**Requirement**
Which lines of the entries contain the string "Neetho"? Please find them and copy them.

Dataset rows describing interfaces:
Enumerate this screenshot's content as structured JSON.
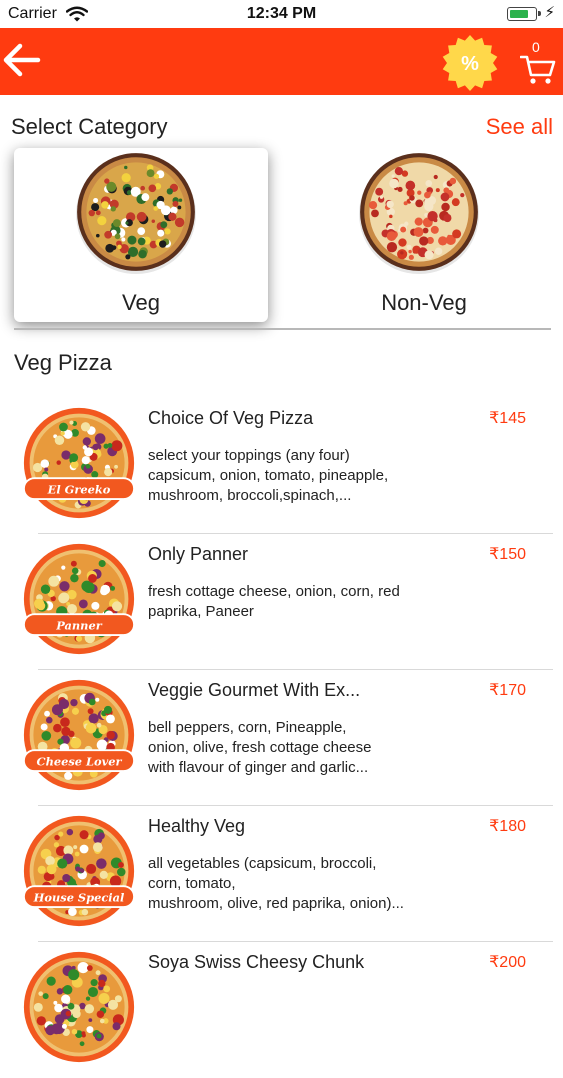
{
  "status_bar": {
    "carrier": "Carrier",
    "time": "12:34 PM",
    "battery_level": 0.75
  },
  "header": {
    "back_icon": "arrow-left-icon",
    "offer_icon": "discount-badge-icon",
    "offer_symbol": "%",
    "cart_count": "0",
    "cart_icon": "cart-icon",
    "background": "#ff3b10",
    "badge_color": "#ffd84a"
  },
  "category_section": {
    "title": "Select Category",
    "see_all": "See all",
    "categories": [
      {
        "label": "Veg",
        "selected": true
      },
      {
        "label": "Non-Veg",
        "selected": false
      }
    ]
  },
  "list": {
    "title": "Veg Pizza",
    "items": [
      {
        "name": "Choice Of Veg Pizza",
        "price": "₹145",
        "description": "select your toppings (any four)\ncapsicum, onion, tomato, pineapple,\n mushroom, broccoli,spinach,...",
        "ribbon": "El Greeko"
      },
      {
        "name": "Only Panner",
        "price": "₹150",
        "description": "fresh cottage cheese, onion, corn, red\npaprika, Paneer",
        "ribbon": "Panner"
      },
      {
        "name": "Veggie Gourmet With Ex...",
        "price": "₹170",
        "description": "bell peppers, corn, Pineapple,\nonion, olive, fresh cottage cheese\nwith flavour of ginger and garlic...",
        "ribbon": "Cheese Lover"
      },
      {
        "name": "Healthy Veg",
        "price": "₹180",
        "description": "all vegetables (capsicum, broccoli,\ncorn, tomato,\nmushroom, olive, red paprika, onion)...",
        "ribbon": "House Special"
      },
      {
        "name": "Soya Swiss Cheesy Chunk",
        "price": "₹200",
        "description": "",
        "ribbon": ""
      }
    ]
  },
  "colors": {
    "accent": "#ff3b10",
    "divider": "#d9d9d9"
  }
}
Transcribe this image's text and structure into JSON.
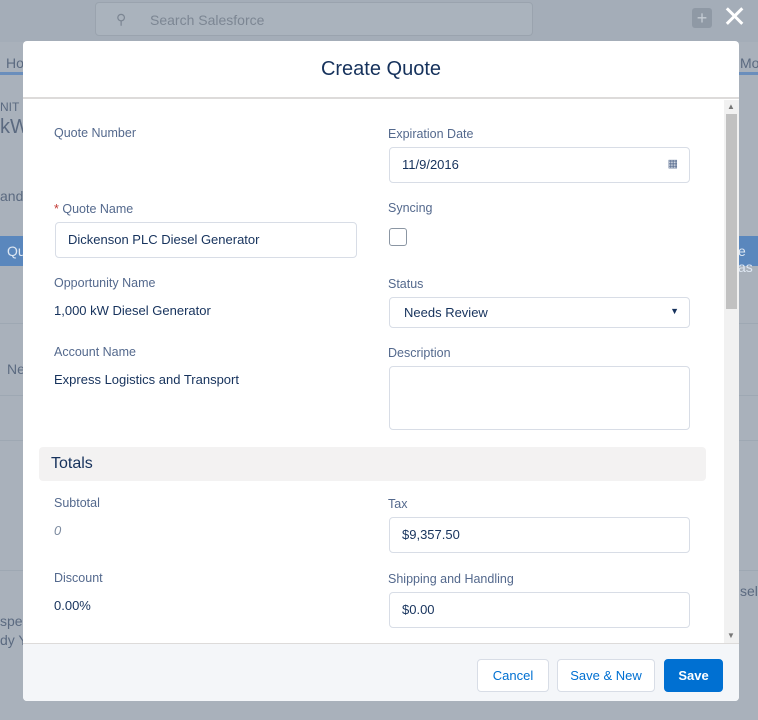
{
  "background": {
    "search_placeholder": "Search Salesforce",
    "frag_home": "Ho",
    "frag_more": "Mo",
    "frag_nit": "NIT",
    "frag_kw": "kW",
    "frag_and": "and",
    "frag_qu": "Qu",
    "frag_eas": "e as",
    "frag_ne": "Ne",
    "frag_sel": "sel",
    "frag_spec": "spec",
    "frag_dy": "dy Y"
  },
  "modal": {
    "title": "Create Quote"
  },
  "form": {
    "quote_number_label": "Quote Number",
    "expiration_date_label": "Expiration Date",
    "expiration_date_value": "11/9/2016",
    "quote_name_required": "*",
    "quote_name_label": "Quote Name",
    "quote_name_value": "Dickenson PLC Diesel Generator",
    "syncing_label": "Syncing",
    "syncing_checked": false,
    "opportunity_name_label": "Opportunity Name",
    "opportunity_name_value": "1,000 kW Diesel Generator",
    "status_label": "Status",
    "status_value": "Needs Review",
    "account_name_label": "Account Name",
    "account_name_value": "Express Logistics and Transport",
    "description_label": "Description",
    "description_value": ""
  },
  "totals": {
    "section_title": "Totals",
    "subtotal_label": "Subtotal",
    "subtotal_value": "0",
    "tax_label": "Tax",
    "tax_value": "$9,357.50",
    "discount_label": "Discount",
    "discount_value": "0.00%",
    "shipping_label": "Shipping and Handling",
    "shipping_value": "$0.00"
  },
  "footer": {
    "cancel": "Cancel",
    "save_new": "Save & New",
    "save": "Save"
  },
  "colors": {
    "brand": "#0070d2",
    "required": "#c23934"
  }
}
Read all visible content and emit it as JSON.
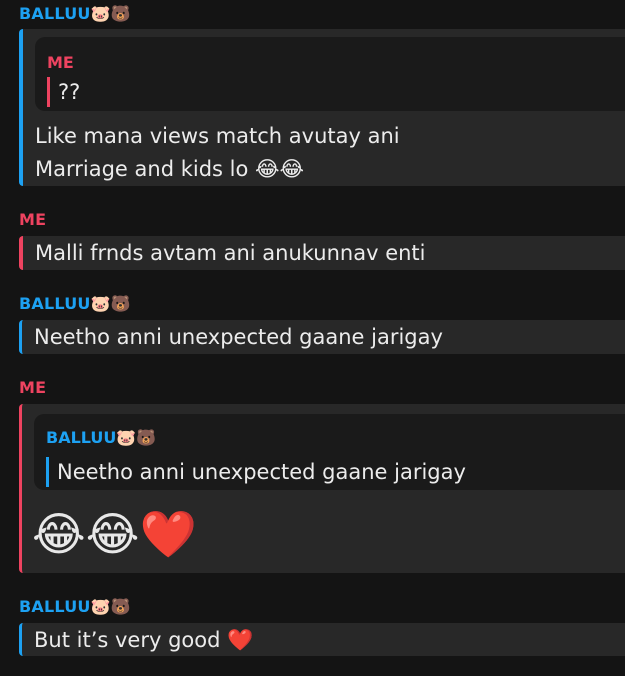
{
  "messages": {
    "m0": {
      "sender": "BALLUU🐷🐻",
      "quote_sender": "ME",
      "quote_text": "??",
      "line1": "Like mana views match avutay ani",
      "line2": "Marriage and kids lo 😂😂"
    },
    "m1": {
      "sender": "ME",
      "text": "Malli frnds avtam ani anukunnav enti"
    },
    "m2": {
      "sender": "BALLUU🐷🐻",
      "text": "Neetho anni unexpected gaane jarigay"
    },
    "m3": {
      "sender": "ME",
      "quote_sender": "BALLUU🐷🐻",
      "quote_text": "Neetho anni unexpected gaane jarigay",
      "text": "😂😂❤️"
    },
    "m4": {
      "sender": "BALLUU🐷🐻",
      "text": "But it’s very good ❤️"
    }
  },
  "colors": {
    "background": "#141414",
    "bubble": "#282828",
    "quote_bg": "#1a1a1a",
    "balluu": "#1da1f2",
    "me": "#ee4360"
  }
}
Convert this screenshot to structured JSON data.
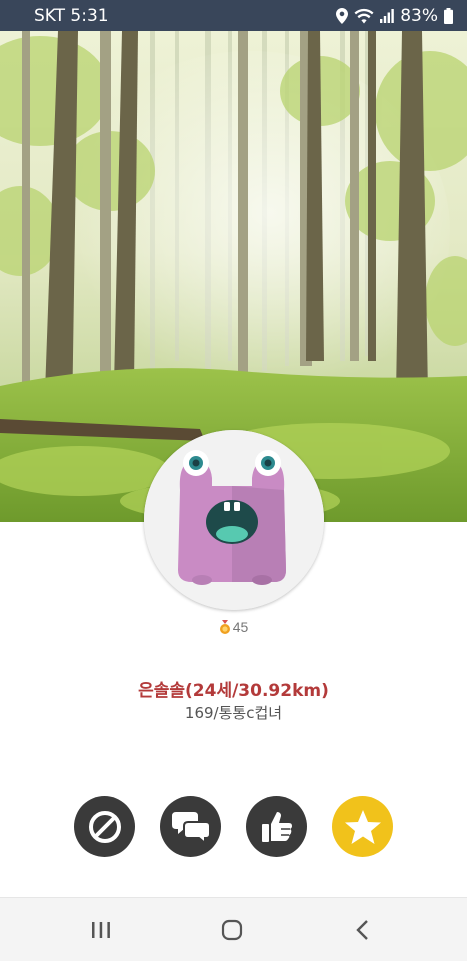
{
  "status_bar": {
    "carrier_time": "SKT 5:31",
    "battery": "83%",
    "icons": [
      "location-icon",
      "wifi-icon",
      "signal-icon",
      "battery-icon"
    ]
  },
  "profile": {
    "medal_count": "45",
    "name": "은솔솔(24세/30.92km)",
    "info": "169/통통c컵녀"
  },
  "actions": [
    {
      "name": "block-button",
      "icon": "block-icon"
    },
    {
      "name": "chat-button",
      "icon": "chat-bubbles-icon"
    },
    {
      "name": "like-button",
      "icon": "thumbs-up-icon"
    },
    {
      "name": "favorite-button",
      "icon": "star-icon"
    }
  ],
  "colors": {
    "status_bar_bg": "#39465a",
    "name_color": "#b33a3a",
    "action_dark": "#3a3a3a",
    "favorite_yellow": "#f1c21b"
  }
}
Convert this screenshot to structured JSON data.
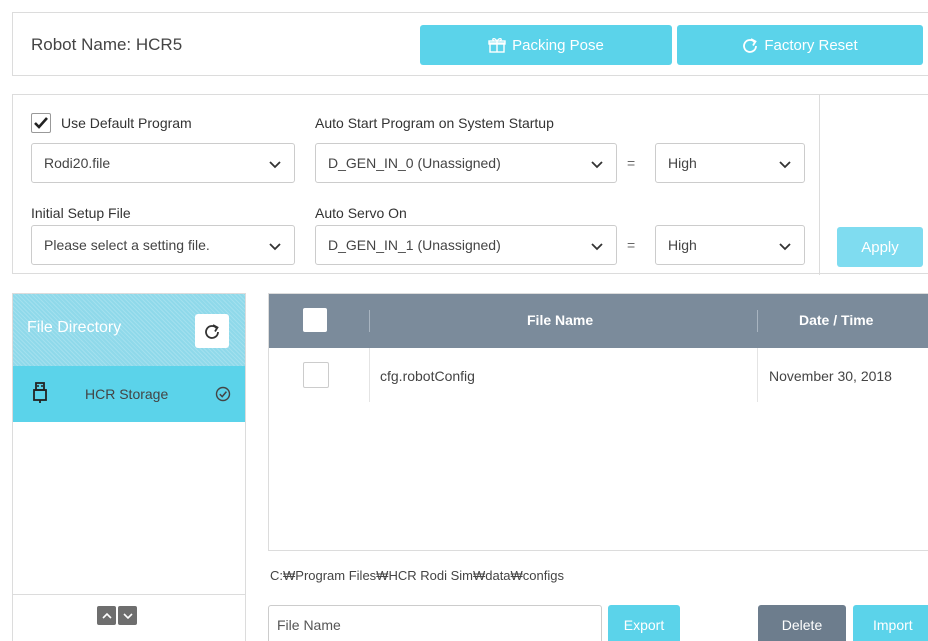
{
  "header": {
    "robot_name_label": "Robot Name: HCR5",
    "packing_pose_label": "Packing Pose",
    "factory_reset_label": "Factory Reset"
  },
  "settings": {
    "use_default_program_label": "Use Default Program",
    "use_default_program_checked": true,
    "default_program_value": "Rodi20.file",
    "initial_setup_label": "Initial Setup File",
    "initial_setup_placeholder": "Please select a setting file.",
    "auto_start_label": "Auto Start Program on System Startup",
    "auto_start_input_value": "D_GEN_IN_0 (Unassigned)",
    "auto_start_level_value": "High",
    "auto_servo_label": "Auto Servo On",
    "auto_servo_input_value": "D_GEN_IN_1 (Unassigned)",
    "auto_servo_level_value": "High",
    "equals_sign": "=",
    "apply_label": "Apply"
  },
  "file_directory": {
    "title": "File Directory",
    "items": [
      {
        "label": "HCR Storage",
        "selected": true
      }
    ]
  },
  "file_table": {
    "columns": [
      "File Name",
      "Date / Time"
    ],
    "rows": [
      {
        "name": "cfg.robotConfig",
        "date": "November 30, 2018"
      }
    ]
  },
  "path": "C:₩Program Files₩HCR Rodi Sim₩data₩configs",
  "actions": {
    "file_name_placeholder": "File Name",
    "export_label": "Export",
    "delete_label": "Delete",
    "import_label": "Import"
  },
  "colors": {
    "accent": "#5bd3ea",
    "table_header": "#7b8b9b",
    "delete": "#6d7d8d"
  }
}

**Exercise output**
      "text": "Neetho anni unexpected gaane jarigay"
      "quote_text": "Neetho anni unexpected gaane jarigay",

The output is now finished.